Material and methods. A case-control study included 234 cases with newly confirmed diagnosis of type 2 diabetes mellitus and 468 controls who were free of the disease in 2001. Cases and controls were matched by gender and age (±5 years). Data on age, education level, occupation status, marital status, family history of diabetes, lifestyle (dietary habits, smoking habits, coffee consumption, alcohol consumption, physical activity), and stress were collected via a questionnaire. Variables were retained in models as confounders when their inclusion changed the value of the OR by more than 10% in any exposure category. Conditional logistic regression to compute the odds ratio (OR), 95% confidence interval (CI), and P for trend was used.
Results. After adjustment for possible confounders (family history of diabetes, body mass index, eating speed, morning exercise, cigarette smoking, years of education, and stress), a statistically significant relationship was observed between type 2 diabetes mellitus and coffee consumption. Individuals consuming four or more cups of coffee per day were at lower risk of 2 diabetes mellitus (OR=0.51; 95% CI, 0.27–0.97) compared to those who consumed one or less than one cup of coffee per day.
Conclusion. Habitual coffee consumption of four or more cups per day might be related to the lower risk of type 2 diabetes mellitus.
Radzevičienė, L.; Ostrauskas, R. Coffee consumption and type 2 diabetes mellitus. Medicina 2009, 45, 61.
Radzevičienė L, Ostrauskas R. Coffee consumption and type 2 diabetes mellitus. Medicina. 2009; 45(1):61.Chicago/Turabian Style
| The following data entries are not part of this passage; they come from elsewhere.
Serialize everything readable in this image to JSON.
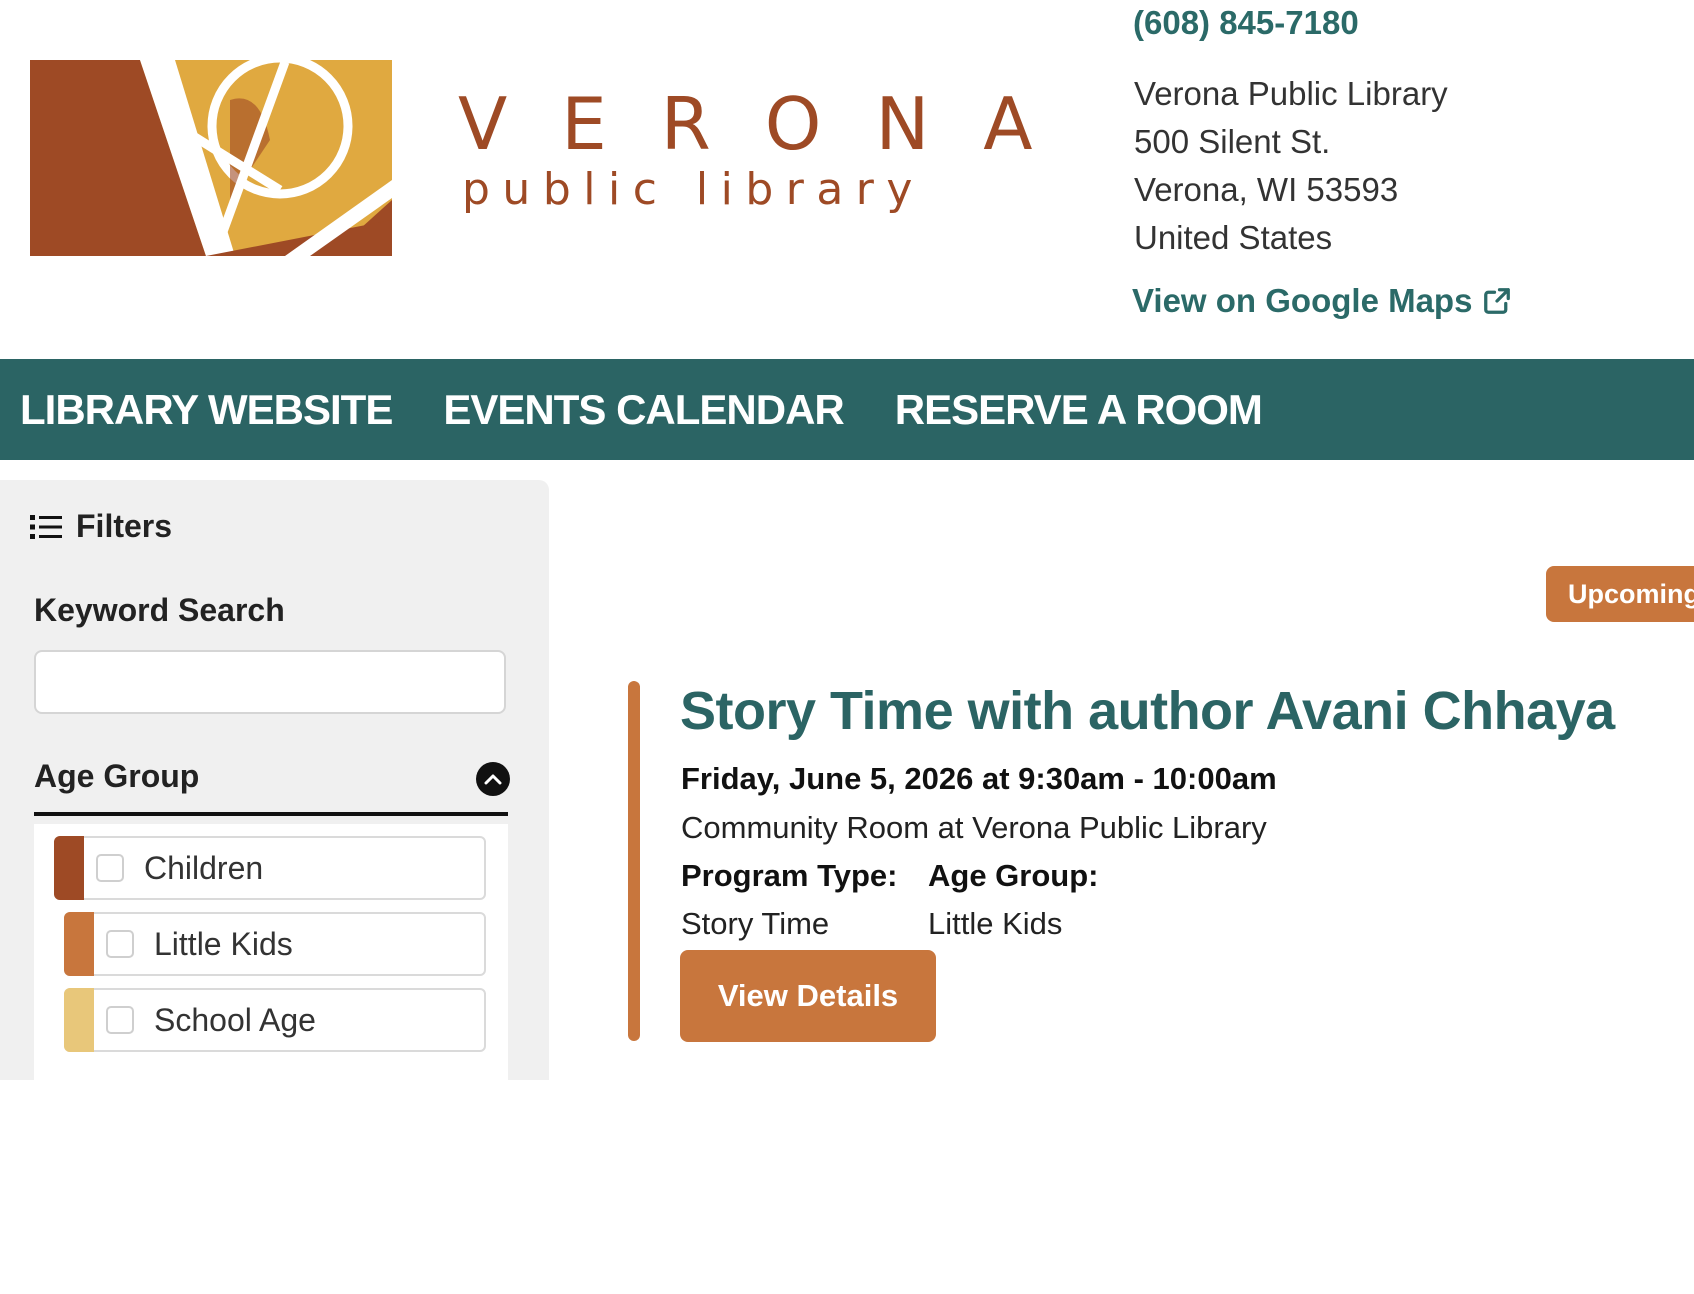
{
  "header": {
    "logo_word": "VERONA",
    "logo_subword": "public library",
    "phone": "(608) 845-7180",
    "address": [
      "Verona Public Library",
      "500 Silent St.",
      "Verona, WI 53593",
      "United States"
    ],
    "maps_link": "View on Google Maps"
  },
  "nav": {
    "items": [
      "LIBRARY WEBSITE",
      "EVENTS CALENDAR",
      "RESERVE A ROOM"
    ]
  },
  "sidebar": {
    "filters_title": "Filters",
    "keyword_label": "Keyword Search",
    "keyword_value": "",
    "age_group_title": "Age Group",
    "age_groups": [
      {
        "label": "Children",
        "color": "#9e4a25"
      },
      {
        "label": "Little Kids",
        "color": "#c8763d"
      },
      {
        "label": "School Age",
        "color": "#e8c77a"
      }
    ]
  },
  "main": {
    "upcoming_label": "Upcoming",
    "event": {
      "title": "Story Time with author Avani Chhaya",
      "date": "Friday, June 5, 2026 at 9:30am - 10:00am",
      "location": "Community Room at Verona Public Library",
      "program_type_label": "Program Type:",
      "program_type_value": "Story Time",
      "age_group_label": "Age Group:",
      "age_group_value": "Little Kids",
      "details_button": "View Details"
    }
  },
  "colors": {
    "teal": "#2b6464",
    "orange": "#c8763d",
    "brown": "#9e4a25",
    "gold": "#e0a940"
  }
}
Radzevičienė, Lina; Ostrauskas, Rytas. 2009. "Coffee consumption and type 2 diabetes mellitus." Medicina 45, no. 1: 61.